“I felt if I was cut anymore I couldn’t live,” said Olmstead, who retired last year and is now teaching part-time. “For me, the decision to retire was a financial one. So I am going to draw retirement and go teach somewhere else.”
For her, “somewhere else” is Kyrgyzstan on a full-time teaching salary for 10 months. Olmstead reached her Rule of 90 last June. She was among the last Idaho educators who were able to cash in on the early retirement incentive, which gives teachers a bonus for retiring early and costs the state around $4 million every year, according to Luna spokeswoman Melissa McGrath.

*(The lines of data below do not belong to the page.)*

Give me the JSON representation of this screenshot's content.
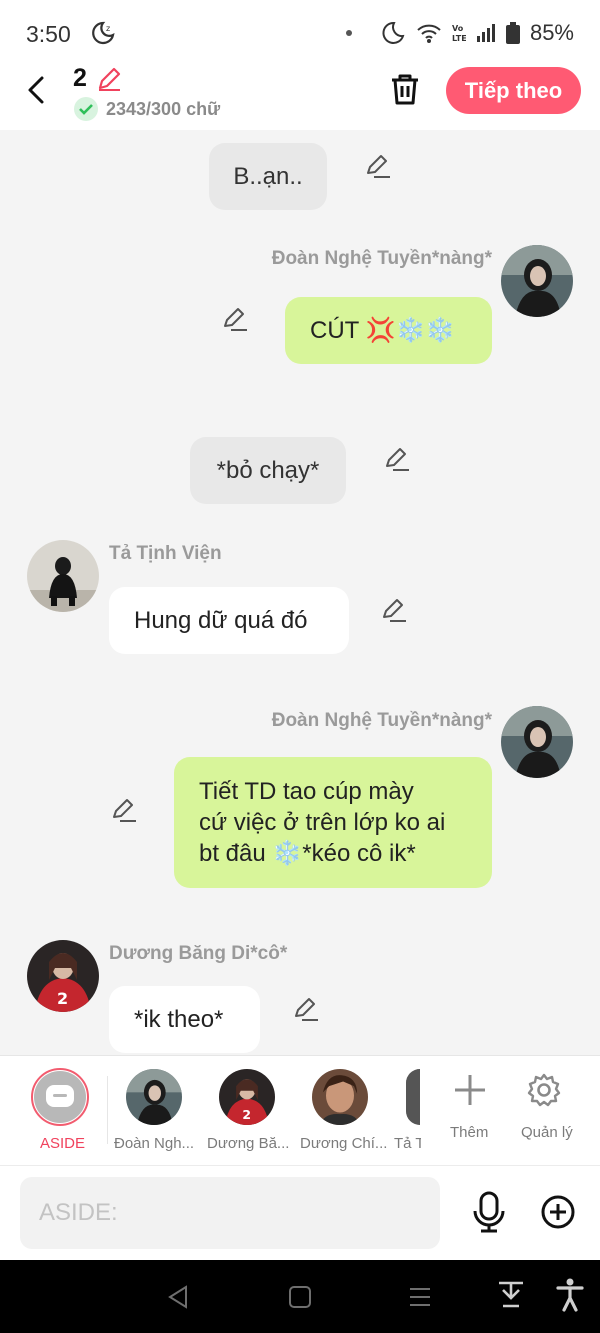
{
  "status_bar": {
    "time": "3:50",
    "battery": "85%"
  },
  "header": {
    "count": "2",
    "word_count": "2343/300 chữ",
    "next_label": "Tiếp theo"
  },
  "messages": [
    {
      "type": "narration",
      "text": "B..ạn.."
    },
    {
      "type": "right",
      "sender": "Đoàn Nghệ Tuyền*nàng*",
      "text": "CÚT 💢❄️❄️"
    },
    {
      "type": "narration",
      "text": "*bỏ chạy*"
    },
    {
      "type": "left",
      "sender": "Tả Tịnh Viện",
      "text": "Hung dữ quá đó"
    },
    {
      "type": "right",
      "sender": "Đoàn Nghệ Tuyền*nàng*",
      "lines": [
        "Tiết TD tao cúp mày",
        "cứ việc ở trên lớp ko ai",
        "bt đâu ❄️*kéo cô ik*"
      ]
    },
    {
      "type": "left",
      "sender": "Dương Băng Di*cô*",
      "text": "*ik theo*"
    }
  ],
  "character_bar": {
    "aside_label": "ASIDE",
    "characters": [
      "Đoàn Ngh...",
      "Dương Bă...",
      "Dương Chí...",
      "Tả T"
    ],
    "add_label": "Thêm",
    "manage_label": "Quản lý"
  },
  "input": {
    "placeholder": "ASIDE:"
  },
  "colors": {
    "accent": "#ff5a73",
    "right_bubble": "#d8f59a",
    "narration_bubble": "#e8e8e8"
  }
}
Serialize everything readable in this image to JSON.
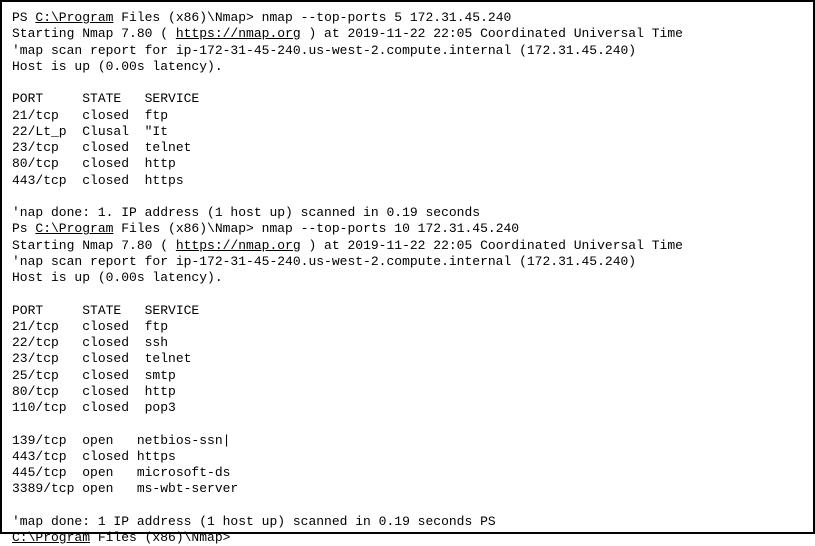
{
  "scan1": {
    "prompt_ps": "PS ",
    "prompt_path": "C:\\Program",
    "prompt_rest": " Files (x86)\\Nmap> ",
    "command": "nmap --top-ports 5 172.31.45.240",
    "starting_pre": "Starting Nmap 7.80 ( ",
    "starting_url": "https://nmap.org",
    "starting_post": " ) at 2019-11-22 22:05 Coordinated Universal Time",
    "report": "'map scan report for ip-172-31-45-240.us-west-2.compute.internal (172.31.45.240)",
    "hostup": "Host is up (0.00s latency).",
    "header": "PORT     STATE   SERVICE",
    "rows": [
      "21/tcp   closed  ftp",
      "22/Lt_p  Clusal  \"It",
      "23/tcp   closed  telnet",
      "80/tcp   closed  http",
      "443/tcp  closed  https"
    ],
    "done": "'nap done: 1. IP address (1 host up) scanned in 0.19 seconds"
  },
  "scan2": {
    "prompt_ps": "Ps ",
    "prompt_path": "C:\\Program",
    "prompt_rest": " Files (x86)\\Nmap> ",
    "command": "nmap --top-ports 10 172.31.45.240",
    "starting_pre": "Starting Nmap 7.80 ( ",
    "starting_url": "https://nmap.org",
    "starting_post": " ) at 2019-11-22 22:05 Coordinated Universal Time",
    "report": "'nap scan report for ip-172-31-45-240.us-west-2.compute.internal (172.31.45.240)",
    "hostup": "Host is up (0.00s latency).",
    "header": "PORT     STATE   SERVICE",
    "rows_a": [
      "21/tcp   closed  ftp",
      "22/tcp   closed  ssh",
      "23/tcp   closed  telnet",
      "25/tcp   closed  smtp",
      "80/tcp   closed  http",
      "110/tcp  closed  pop3"
    ],
    "rows_b": [
      "139/tcp  open   netbios-ssn|",
      "443/tcp  closed https",
      "445/tcp  open   microsoft-ds",
      "3389/tcp open   ms-wbt-server"
    ],
    "done": "'map done: 1 IP address (1 host up) scanned in 0.19 seconds PS"
  },
  "final_prompt": {
    "path": "C:\\Program",
    "rest": " Files (x86)\\Nmap>"
  }
}
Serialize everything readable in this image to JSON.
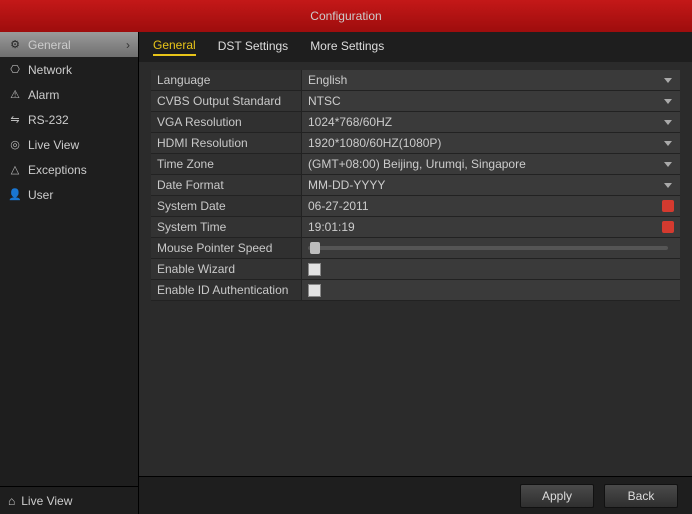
{
  "title": "Configuration",
  "sidebar": {
    "items": [
      {
        "icon": "⚙",
        "label": "General",
        "active": true
      },
      {
        "icon": "⎔",
        "label": "Network"
      },
      {
        "icon": "⚠",
        "label": "Alarm"
      },
      {
        "icon": "⇋",
        "label": "RS-232"
      },
      {
        "icon": "◎",
        "label": "Live View"
      },
      {
        "icon": "△",
        "label": "Exceptions"
      },
      {
        "icon": "👤",
        "label": "User"
      }
    ],
    "bottom": {
      "icon": "⌂",
      "label": "Live View"
    }
  },
  "tabs": [
    {
      "label": "General",
      "active": true
    },
    {
      "label": "DST Settings"
    },
    {
      "label": "More Settings"
    }
  ],
  "settings": {
    "language": {
      "label": "Language",
      "value": "English"
    },
    "cvbs": {
      "label": "CVBS Output Standard",
      "value": "NTSC"
    },
    "vga": {
      "label": "VGA Resolution",
      "value": "1024*768/60HZ"
    },
    "hdmi": {
      "label": "HDMI Resolution",
      "value": "1920*1080/60HZ(1080P)"
    },
    "tz": {
      "label": "Time Zone",
      "value": "(GMT+08:00) Beijing, Urumqi, Singapore"
    },
    "datefmt": {
      "label": "Date Format",
      "value": "MM-DD-YYYY"
    },
    "sysdate": {
      "label": "System Date",
      "value": "06-27-2011"
    },
    "systime": {
      "label": "System Time",
      "value": "19:01:19"
    },
    "mouse": {
      "label": "Mouse Pointer Speed"
    },
    "wizard": {
      "label": "Enable Wizard"
    },
    "idauth": {
      "label": "Enable ID Authentication"
    }
  },
  "buttons": {
    "apply": "Apply",
    "back": "Back"
  }
}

In 1996, ERIP was put in place and almost 3,000 teachers have taken advantage of the incentive bonus money, but after the passage of Luna’s Senate Bill 1108, the opportunity to get out with a little extra cash was eliminated. McGrath said the estimated $4 million in state funding saved can be used to benefit students rather than their retiring teachers, although Wood said the IEA has numbers that proves that is untrue in the long run. Wood said ERIP was beneficial for women who took time off from teaching to raise children and couldn’t reach the Rule of 90 until they hit their 80s.
Last spring was the final chance for teachers to apply for the money and 202 teachers will be paid the bonus this year.
And now the question remains — will teachers still retire early if that benefit isn’t available? Dehoney and Hall gave a resounding yes.
“If early incentive is taken away it won’t play a role,” Hall said. “I hate to place money as the reason I’m leaving. Our experience as older teachers is invaluable. I think the intent was to get weaker teachers out but I think it’s the strong ones that will be leaving.”
Dehoney and Hall are both leaving the system before their time is up, opting for early retirement.
Dehoney said she will feel more comfortable when her retirement is locked in and she knows she can count on it. The other part of the equation is the recent years of hardship in education. Teachers have seen their salaries spiral downward, and Hall, 56, said the sacrifice she has made in the name of education is turning into a long list of unpaid efforts.
“I love to teach. I want to teach but I cannot do one more bandwagon year,” she said. “Losing days has broken my heart, and my perspective is that those who did the most got the biggest cut.”
Among her activities, Hall volunteers as pep club advisor, mentors for a group called the Mona Foundation and serves on a wellness committee.
Only a year and a half away from reaching the Rule of 90, Hall said she applied for ERIP last year but turned down the bonus of around $17,000 so she could coach and teach this year’s senior class at Kimberly High School. She plans to retire on June 3 and isn’t sure what the future will hold.
The three teachers all acknowledged that they didn’t choose teaching for the salary but for the love of instruction and nurture. However, they point out, they assumed they would make the same salary or get a raise as their careers advanced, not watch as their compensation shuffled backward.
Olmstead said she worries about good teachers leaving Idaho and the ones who stay in the system losing their creativity as they teach toward preparing students for standardized tests.
“When they talk about bringing in the best and brightest teachers, I think the best and the brightest are leaving because (the state) doesn’t take care of those at the end of the salary,” she said. “It’s really sad.”
Amy Huddleston may be reached at email@example.com or 735-3204.